Last year, Frasers shocked the City when it delayed its accounts by a week before a fraught results day, which led critics to call it ‘an embarrassment to UK corporate governance’.
Part of the firm: Fashion label Jack Wills is another company in Frasers’ portfolio
When it finally released them late in the afternoon, ten hours after they were scheduled, it announced a £614million tax bill. Its auditors Grant Thornton resigned in protest, raising concerns about the time it took to pass the information on.
FTSE-250 listed Frasers has seen its share price jump sharply today, and it is currently trading up 14.52 per cent or 44.40p to 350.20p, while a year ago the price stood around the 240.00p mark.
Michael Hewson, chief analyst at CMC Markets UK, said: ‘All in all, given the challenges facing the retail sector these numbers are much better than expected, with the range of brands under the Ashley umbrella helping to absorb some of the retail shocks, given that he also owns Evans Cycles and GAME Digital, which have broadly down better than most as a result of the pandemic.
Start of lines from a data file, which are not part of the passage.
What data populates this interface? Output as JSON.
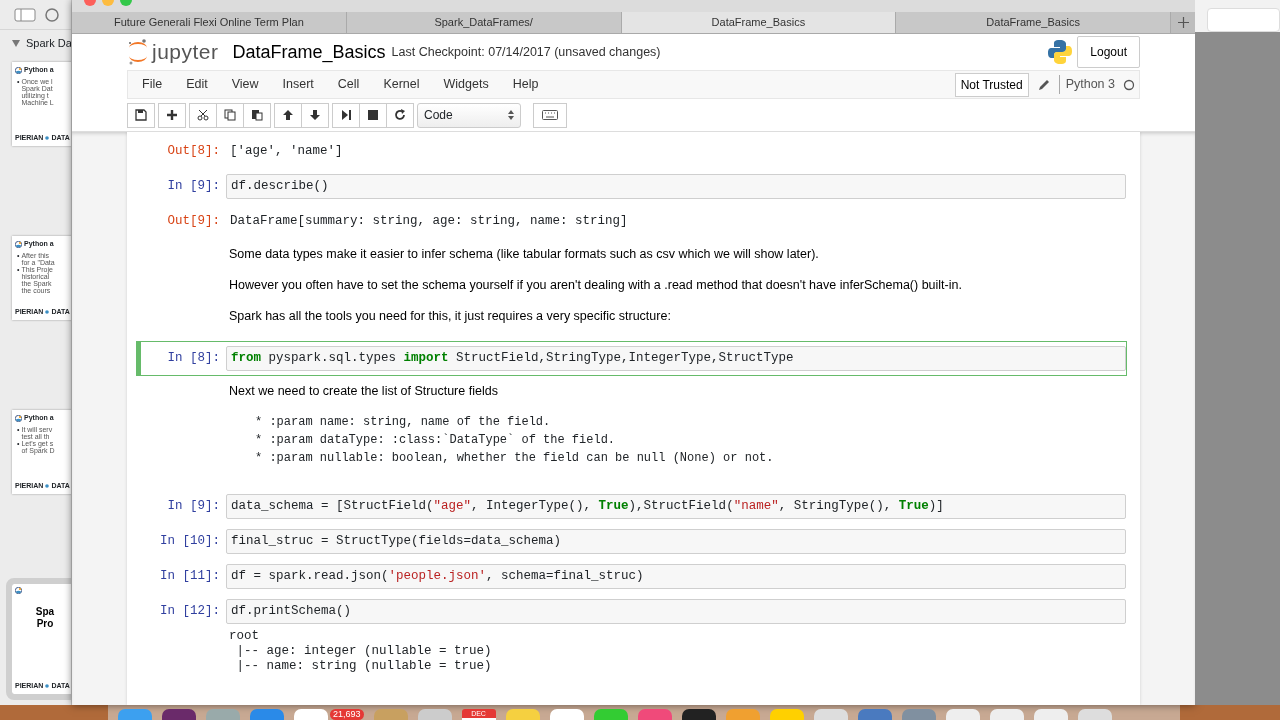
{
  "side_app": {
    "heading": "Spark Da",
    "slides": [
      {
        "title": "Python a",
        "bullets": [
          {
            "marker": "•",
            "lines": [
              "Once we l",
              "Spark Dat",
              "utilizing t",
              "Machine L"
            ]
          }
        ],
        "footer": [
          "PIERIAN",
          "DATA"
        ],
        "selected": false
      },
      {
        "title": "Python a",
        "bullets": [
          {
            "marker": "•",
            "lines": [
              "After this",
              "for a \"Data"
            ]
          },
          {
            "marker": "•",
            "lines": [
              "This Proje",
              "historical",
              "the Spark",
              "the cours"
            ]
          }
        ],
        "footer": [
          "PIERIAN",
          "DATA"
        ],
        "selected": false
      },
      {
        "title": "Python a",
        "bullets": [
          {
            "marker": "•",
            "lines": [
              "It will serv",
              "test all th"
            ]
          },
          {
            "marker": "•",
            "lines": [
              "Let's get s",
              "of Spark D"
            ]
          }
        ],
        "footer": [
          "PIERIAN",
          "DATA"
        ],
        "selected": false
      },
      {
        "big_title": [
          "Spa",
          "Pro"
        ],
        "footer": [
          "PIERIAN",
          "DATA"
        ],
        "selected": true
      }
    ]
  },
  "browser": {
    "tabs": [
      {
        "label": "Future Generali Flexi Online Term Plan",
        "selected": false
      },
      {
        "label": "Spark_DataFrames/",
        "selected": false
      },
      {
        "label": "DataFrame_Basics",
        "selected": true
      },
      {
        "label": "DataFrame_Basics",
        "selected": false
      }
    ]
  },
  "header": {
    "logo_text": "jupyter",
    "notebook_name": "DataFrame_Basics",
    "checkpoint": "Last Checkpoint: 07/14/2017 (unsaved changes)",
    "logout": "Logout"
  },
  "menu": [
    "File",
    "Edit",
    "View",
    "Insert",
    "Cell",
    "Kernel",
    "Widgets",
    "Help"
  ],
  "trust": "Not Trusted",
  "kernel": "Python 3",
  "toolbar": {
    "cell_type": "Code"
  },
  "cells": [
    {
      "kind": "output",
      "prompt": "Out[8]:",
      "text": "['age', 'name']"
    },
    {
      "kind": "code",
      "prompt": "In [9]:",
      "selected": false,
      "tokens": [
        {
          "t": "df.describe()",
          "kind": "plain"
        }
      ]
    },
    {
      "kind": "output",
      "prompt": "Out[9]:",
      "text": "DataFrame[summary: string, age: string, name: string]"
    },
    {
      "kind": "markdown",
      "paragraphs": [
        "Some data types make it easier to infer schema (like tabular formats such as csv which we will show later).",
        "However you often have to set the schema yourself if you aren't dealing with a .read method that doesn't have inferSchema() built-in.",
        "Spark has all the tools you need for this, it just requires a very specific structure:"
      ]
    },
    {
      "kind": "code",
      "prompt": "In [8]:",
      "selected": true,
      "tokens": [
        {
          "t": "from",
          "kind": "kw"
        },
        {
          "t": " pyspark.sql.types ",
          "kind": "plain"
        },
        {
          "t": "import",
          "kind": "kw"
        },
        {
          "t": " StructField,StringType,IntegerType,StructType",
          "kind": "plain"
        }
      ]
    },
    {
      "kind": "markdown",
      "paragraphs": [
        "Next we need to create the list of Structure fields"
      ],
      "code_lines": [
        "* :param name: string, name of the field.",
        "* :param dataType: :class:`DataType` of the field.",
        "* :param nullable: boolean, whether the field can be null (None) or not."
      ]
    },
    {
      "kind": "code",
      "prompt": "In [9]:",
      "selected": false,
      "tokens": [
        {
          "t": "data_schema = [StructField(",
          "kind": "plain"
        },
        {
          "t": "\"age\"",
          "kind": "str"
        },
        {
          "t": ", IntegerType(), ",
          "kind": "plain"
        },
        {
          "t": "True",
          "kind": "kw"
        },
        {
          "t": "),StructField(",
          "kind": "plain"
        },
        {
          "t": "\"name\"",
          "kind": "str"
        },
        {
          "t": ", StringType(), ",
          "kind": "plain"
        },
        {
          "t": "True",
          "kind": "kw"
        },
        {
          "t": ")]",
          "kind": "plain"
        }
      ]
    },
    {
      "kind": "code",
      "prompt": "In [10]:",
      "selected": false,
      "tokens": [
        {
          "t": "final_struc = StructType(fields=data_schema)",
          "kind": "plain"
        }
      ]
    },
    {
      "kind": "code",
      "prompt": "In [11]:",
      "selected": false,
      "tokens": [
        {
          "t": "df = spark.read.json(",
          "kind": "plain"
        },
        {
          "t": "'people.json'",
          "kind": "str"
        },
        {
          "t": ", schema=final_struc)",
          "kind": "plain"
        }
      ]
    },
    {
      "kind": "code",
      "prompt": "In [12]:",
      "selected": false,
      "tokens": [
        {
          "t": "df.printSchema()",
          "kind": "plain"
        }
      ]
    },
    {
      "kind": "stream",
      "lines": [
        "root",
        " |-- age: integer (nullable = true)",
        " |-- name: string (nullable = true)"
      ]
    }
  ],
  "dock": {
    "badge": "21,693",
    "calendar_month": "DEC"
  }
}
‘On the downside the company said it was likely going to have to close more stores as more and more business went online, though it was more optimistic about the outlook forecasting a 10% to 30% improvement in underlying earnings, despite the challenges being posed by the pandemic.’
Some links in this article may be affiliate links. If you click on them we may earn a small commission. That helps us fund This Is Money, and keep it free to use. We do not write articles to promote products. We do not allow any commercial relationship to affect our editorial independence.